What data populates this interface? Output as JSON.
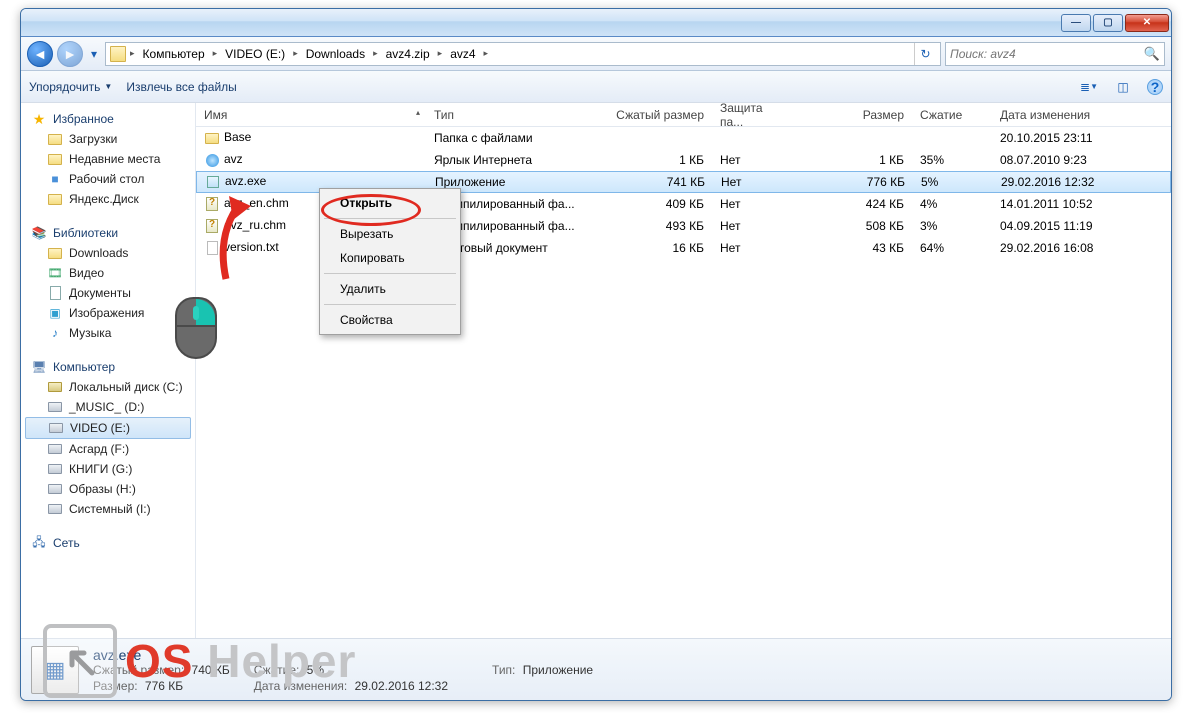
{
  "breadcrumbs": [
    "Компьютер",
    "VIDEO (E:)",
    "Downloads",
    "avz4.zip",
    "avz4"
  ],
  "search_placeholder": "Поиск: avz4",
  "toolbar": {
    "organize": "Упорядочить",
    "extract": "Извлечь все файлы"
  },
  "columns": {
    "name": "Имя",
    "type": "Тип",
    "compressed": "Сжатый размер",
    "protected": "Защита па...",
    "size": "Размер",
    "ratio": "Сжатие",
    "date": "Дата изменения"
  },
  "rows": [
    {
      "icon": "folder",
      "name": "Base",
      "type": "Папка с файлами",
      "comp": "",
      "prot": "",
      "size": "",
      "ratio": "",
      "date": "20.10.2015 23:11"
    },
    {
      "icon": "globe",
      "name": "avz",
      "type": "Ярлык Интернета",
      "comp": "1 КБ",
      "prot": "Нет",
      "size": "1 КБ",
      "ratio": "35%",
      "date": "08.07.2010 9:23"
    },
    {
      "icon": "exe",
      "name": "avz.exe",
      "type": "Приложение",
      "comp": "741 КБ",
      "prot": "Нет",
      "size": "776 КБ",
      "ratio": "5%",
      "date": "29.02.2016 12:32",
      "selected": true
    },
    {
      "icon": "chm",
      "name": "avz_en.chm",
      "type": "Скомпилированный фа...",
      "comp": "409 КБ",
      "prot": "Нет",
      "size": "424 КБ",
      "ratio": "4%",
      "date": "14.01.2011 10:52"
    },
    {
      "icon": "chm",
      "name": "avz_ru.chm",
      "type": "Скомпилированный фа...",
      "comp": "493 КБ",
      "prot": "Нет",
      "size": "508 КБ",
      "ratio": "3%",
      "date": "04.09.2015 11:19"
    },
    {
      "icon": "txt",
      "name": "version.txt",
      "type": "Текстовый документ",
      "comp": "16 КБ",
      "prot": "Нет",
      "size": "43 КБ",
      "ratio": "64%",
      "date": "29.02.2016 16:08"
    }
  ],
  "context_menu": {
    "open": "Открыть",
    "cut": "Вырезать",
    "copy": "Копировать",
    "delete": "Удалить",
    "properties": "Свойства"
  },
  "sidebar": {
    "favorites": "Избранное",
    "fav_items": [
      "Загрузки",
      "Недавние места",
      "Рабочий стол",
      "Яндекс.Диск"
    ],
    "libraries": "Библиотеки",
    "lib_items": [
      "Downloads",
      "Видео",
      "Документы",
      "Изображения",
      "Музыка"
    ],
    "computer": "Компьютер",
    "drives": [
      "Локальный диск (C:)",
      "_MUSIC_ (D:)",
      "VIDEO (E:)",
      "Асгард (F:)",
      "КНИГИ (G:)",
      "Образы (H:)",
      "Системный (I:)"
    ],
    "network": "Сеть"
  },
  "details": {
    "title": "avz.exe",
    "comp_lbl": "Сжатый размер:",
    "comp_val": "740 КБ",
    "size_lbl": "Размер:",
    "size_val": "776 КБ",
    "ratio_lbl": "Сжатие:",
    "ratio_val": "5%",
    "date_lbl": "Дата изменения:",
    "date_val": "29.02.2016 12:32",
    "type_lbl": "Тип:",
    "type_val": "Приложение"
  },
  "watermark": {
    "os": "OS",
    "helper": "Helper"
  }
}
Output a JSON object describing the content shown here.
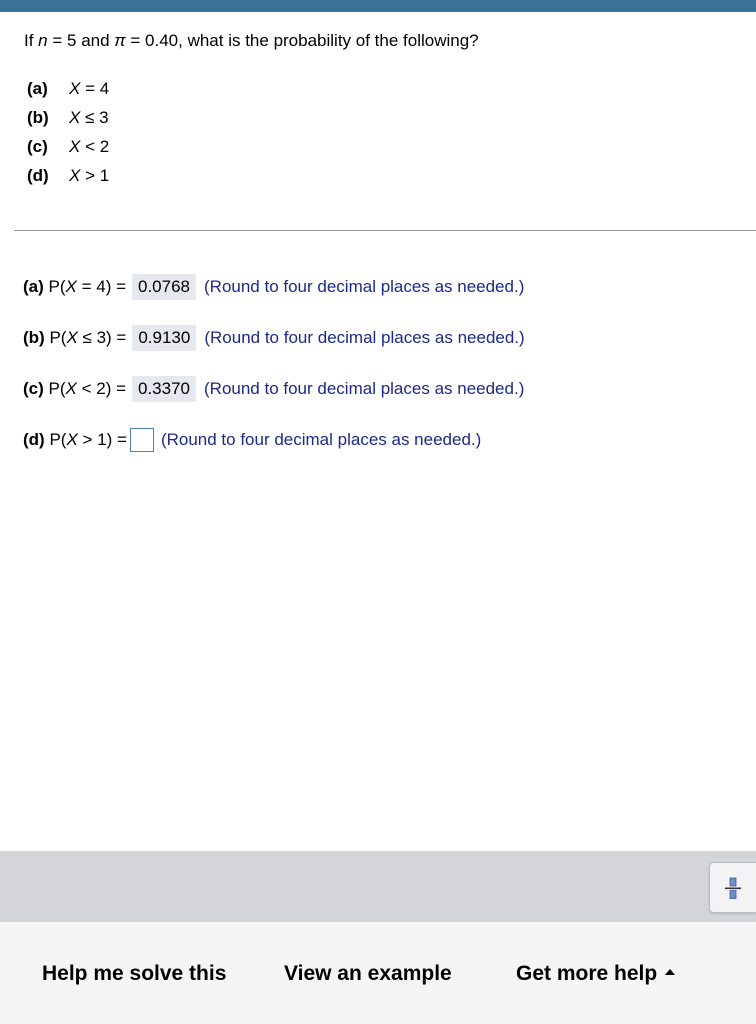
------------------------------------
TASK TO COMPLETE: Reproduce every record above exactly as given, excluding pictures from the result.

TASK RESULT:
What data populates this interface? Output as JSON.
{
  "breadcrumbs": [
    "Компьютер",
    "VIDEO (E:)",
    "Downloads",
    "avz4.zip",
    "avz4"
  ],
  "search_placeholder": "Поиск: avz4",
  "toolbar": {
    "organize": "Упорядочить",
    "extract": "Извлечь все файлы"
  },
  "columns": {
    "name": "Имя",
    "type": "Тип",
    "compressed": "Сжатый размер",
    "protected": "Защита па...",
    "size": "Размер",
    "ratio": "Сжатие",
    "date": "Дата изменения"
  },
  "rows": [
    {
      "icon": "folder",
      "name": "Base",
      "type": "Папка с файлами",
      "comp": "",
      "prot": "",
      "size": "",
      "ratio": "",
      "date": "20.10.2015 23:11"
    },
    {
      "icon": "globe",
      "name": "avz",
      "type": "Ярлык Интернета",
      "comp": "1 КБ",
      "prot": "Нет",
      "size": "1 КБ",
      "ratio": "35%",
      "date": "08.07.2010 9:23"
    },
    {
      "icon": "exe",
      "name": "avz.exe",
      "type": "Приложение",
      "comp": "741 КБ",
      "prot": "Нет",
      "size": "776 КБ",
      "ratio": "5%",
      "date": "29.02.2016 12:32",
      "selected": true
    },
    {
      "icon": "chm",
      "name": "avz_en.chm",
      "type": "Скомпилированный фа...",
      "comp": "409 КБ",
      "prot": "Нет",
      "size": "424 КБ",
      "ratio": "4%",
      "date": "14.01.2011 10:52"
    },
    {
      "icon": "chm",
      "name": "avz_ru.chm",
      "type": "Скомпилированный фа...",
      "comp": "493 КБ",
      "prot": "Нет",
      "size": "508 КБ",
      "ratio": "3%",
      "date": "04.09.2015 11:19"
    },
    {
      "icon": "txt",
      "name": "version.txt",
      "type": "Текстовый документ",
      "comp": "16 КБ",
      "prot": "Нет",
      "size": "43 КБ",
      "ratio": "64%",
      "date": "29.02.2016 16:08"
    }
  ],
  "context_menu": {
    "open": "Открыть",
    "cut": "Вырезать",
    "copy": "Копировать",
    "delete": "Удалить",
    "properties": "Свойства"
  },
  "sidebar": {
    "favorites": "Избранное",
    "fav_items": [
      "Загрузки",
      "Недавние места",
      "Рабочий стол",
      "Яндекс.Диск"
    ],
    "libraries": "Библиотеки",
    "lib_items": [
      "Downloads",
      "Видео",
      "Документы",
      "Изображения",
      "Музыка"
    ],
    "computer": "Компьютер",
    "drives": [
      "Локальный диск (C:)",
      "_MUSIC_ (D:)",
      "VIDEO (E:)",
      "Асгард (F:)",
      "КНИГИ (G:)",
      "Образы (H:)",
      "Системный (I:)"
    ],
    "network": "Сеть"
  },
  "details": {
    "title": "avz.exe",
    "comp_lbl": "Сжатый размер:",
    "comp_val": "740 КБ",
    "size_lbl": "Размер:",
    "size_val": "776 КБ",
    "ratio_lbl": "Сжатие:",
    "ratio_val": "5%",
    "date_lbl": "Дата изменения:",
    "date_val": "29.02.2016 12:32",
    "type_lbl": "Тип:",
    "type_val": "Приложение"
  },
  "watermark": {
    "os": "OS",
    "helper": "Helper"
  }
}
Output a JSON object describing the content shown here.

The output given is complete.